“Let me take you down, coz I’m going to Strawberry Fields…” The classic Beatles song was floating over my head as I asked around Baguio’s Burnham Park on how I can commute to the famous Strawberry Field in La Trinidad, Benguet via jeepney. My budget was really limited so I was avoiding taxicabs like the plague.
I would have walked all the way to the La Trinidad if it was not so freaking far by foot. The strawberry plantation is located more than ten kilometers out from Baguio City; it might take me half the day to reach it. I’ve been to the place twice before and I really didn’t find the road going there to be that scenic, so I felt it’s gonna be a waste of time if I do my usual long jaunt.
My fare totaled to Php11.00, a tenth of what I paid by cab from before. I crossed the highway and I was soon strolling down the familiar narrow road leading to Benguet’s Strawberry Farm. Stores selling local handicrafts, sweet treats and souvenirs welcomed me as I slowly made my way through, savoring the cool weather and the early morning sun along the way.
Key chains fashioned after strawberries were piled at many of the stalls; some carved in wood, a few craftily crocheted from red and green twines. These artificial strawberries sit next to fresh produce harvested from the field, for the Strawberry Farm also yields other veggies besides the sweet fruit.
Lettuces, broccolis, cauliflowers and tomatoes are just a few of the vegetables harvested from the area. Now I know why my aunts always insist that I bring home a few kilos of veggies whenever I climb to Baguio City, the produce here are really fresh.
Strawberry Farm is located on a plain surrounded by a few clumps mountains. You can see nothing but greens, greens and more greens. The plantation stretches to the horizon, broken only by the local houses at the foot of the mountains.

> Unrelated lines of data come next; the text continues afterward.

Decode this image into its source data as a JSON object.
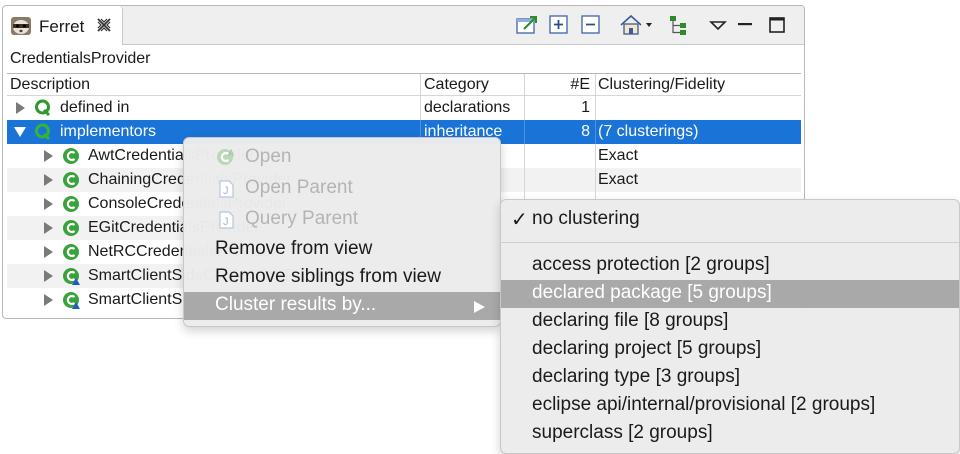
{
  "tab": {
    "title": "Ferret",
    "close_icon": "close-icon"
  },
  "toolbar": {
    "icons": [
      "open-in-editor-icon",
      "expand-all-icon",
      "collapse-all-icon",
      "home-icon",
      "hierarchy-icon",
      "view-menu-icon",
      "minimize-icon",
      "maximize-icon"
    ]
  },
  "view": {
    "title": "CredentialsProvider"
  },
  "columns": {
    "description": "Description",
    "category": "Category",
    "count": "#E",
    "clustering": "Clustering/Fidelity"
  },
  "rows": [
    {
      "description": "defined in",
      "category": "declarations",
      "count": "1",
      "clustering": ""
    },
    {
      "description": "implementors",
      "category": "inheritance",
      "count": "8",
      "clustering": "(7 clusterings)"
    },
    {
      "description": "AwtCredentialsProvider",
      "category": "",
      "count": "",
      "clustering": "Exact"
    },
    {
      "description": "ChainingCredentialsProvider",
      "category": "",
      "count": "",
      "clustering": "Exact"
    },
    {
      "description": "ConsoleCredentialsProvider",
      "category": "",
      "count": "",
      "clustering": ""
    },
    {
      "description": "EGitCredentialsProvider",
      "category": "",
      "count": "",
      "clustering": ""
    },
    {
      "description": "NetRCCredentialsProvider",
      "category": "",
      "count": "",
      "clustering": ""
    },
    {
      "description": "SmartClientSideCredentialsProvider",
      "category": "",
      "count": "",
      "clustering": ""
    },
    {
      "description": "SmartClientSideCredentialsProvider",
      "category": "",
      "count": "",
      "clustering": ""
    }
  ],
  "context_menu": {
    "items": [
      {
        "label": "Open",
        "enabled": false
      },
      {
        "label": "Open Parent",
        "enabled": false
      },
      {
        "label": "Query Parent",
        "enabled": false
      },
      {
        "label": "Remove from view",
        "enabled": true
      },
      {
        "label": "Remove siblings from view",
        "enabled": true
      },
      {
        "label": "Cluster results by...",
        "enabled": true,
        "highlighted": true
      }
    ]
  },
  "submenu": {
    "checked": "no clustering",
    "items": [
      "access protection [2 groups]",
      "declared package [5 groups]",
      "declaring file [8 groups]",
      "declaring project [5 groups]",
      "declaring type [3 groups]",
      "eclipse api/internal/provisional [2 groups]",
      "superclass [2 groups]"
    ],
    "highlighted_index": 1
  },
  "colors": {
    "selection": "#1a74d8",
    "menu_highlight": "#a9a9a9",
    "query_icon": "#2d9a2d"
  }
}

The mountains themselves deserve a second look especially during the afternoons. Although I have never personally witnessed one in the area (almost but not quite), I’m betting my cameras that sunsets at the Strawberry Farm can be dramatic. I can just imagine the mist-covered mountains streaming the sun’s ray down the endless fields of strawberries.
But what really drive folks visiting Baguio City to the farm are of course the strawberries themselves. And what’s so different from the ones grown here than those being sold at the market you might ask? Well? Absolutely nothing.
The difference lies in how one gets them strawberries. In markets, you buy them from a stall and that’s it. But at the Strawberry Farm, you pick them from the earth yourself. You then have them weighed and then you whip out your wallet and pay for them. That’s right you are your own strawberry farmer.
The attraction I presume comes from the romanticized notion of us plucking deliciously red strawberries straight from the low-growing plants. I guess it’s sweeter that way. And honestly, when can you ever say you’ve picked your own strawberries? It’s not like you can just grow them on your own backyard.
The irony here though is that the strawberries you end up buying here are almost double the price than those at the market. You toil with the laborious task of sitting and plucking and you pay twice the price?
The reason they say is that picking strawberries is a delicate business. Clumsy hands tend to easily squash the fruits to a messy pulp, leaving a lot of loss revenues for the farmers. And then there is also the temptation of eating the fruits as you go, which is really not that easy to resist, seeing how plump and fresh these temptations area.
And of course, the experience of plucking that shiny red heart-shaped fruit itself is priceless, unless you’re on a budget like me, that is. So I contented myself with simply watching and taking pictures. Strawberries are not my favorites anyways (talk about a sour grape har har).
What I can afford though is the next best thing to fresh ripe strawberries.
As I walked along the narrow dirt paths along the field, I came across an ice cream vendor, selling what else, but strawberry ice cream. With the day quickly turning into a scorcher and with the treat at only Php10.00 for a cone, I certainly have to try it out. Now no one can ever say that I didn’t even try the sweet strawberries at La Trinidad’s Strawberry Farm. I certainly did and it is brain-freezingly good!
Address: Brgy. Puquis, La Trinidad, Benguet
How to get there via jeepney: Take a Trinidad bound jeep from the Baguio City Hall and ask the driver to drop you off at the Strawberry Farm. Fare is Php11.00
GPS Coordinates: 16.453413,120.581603
View Location on Google Maps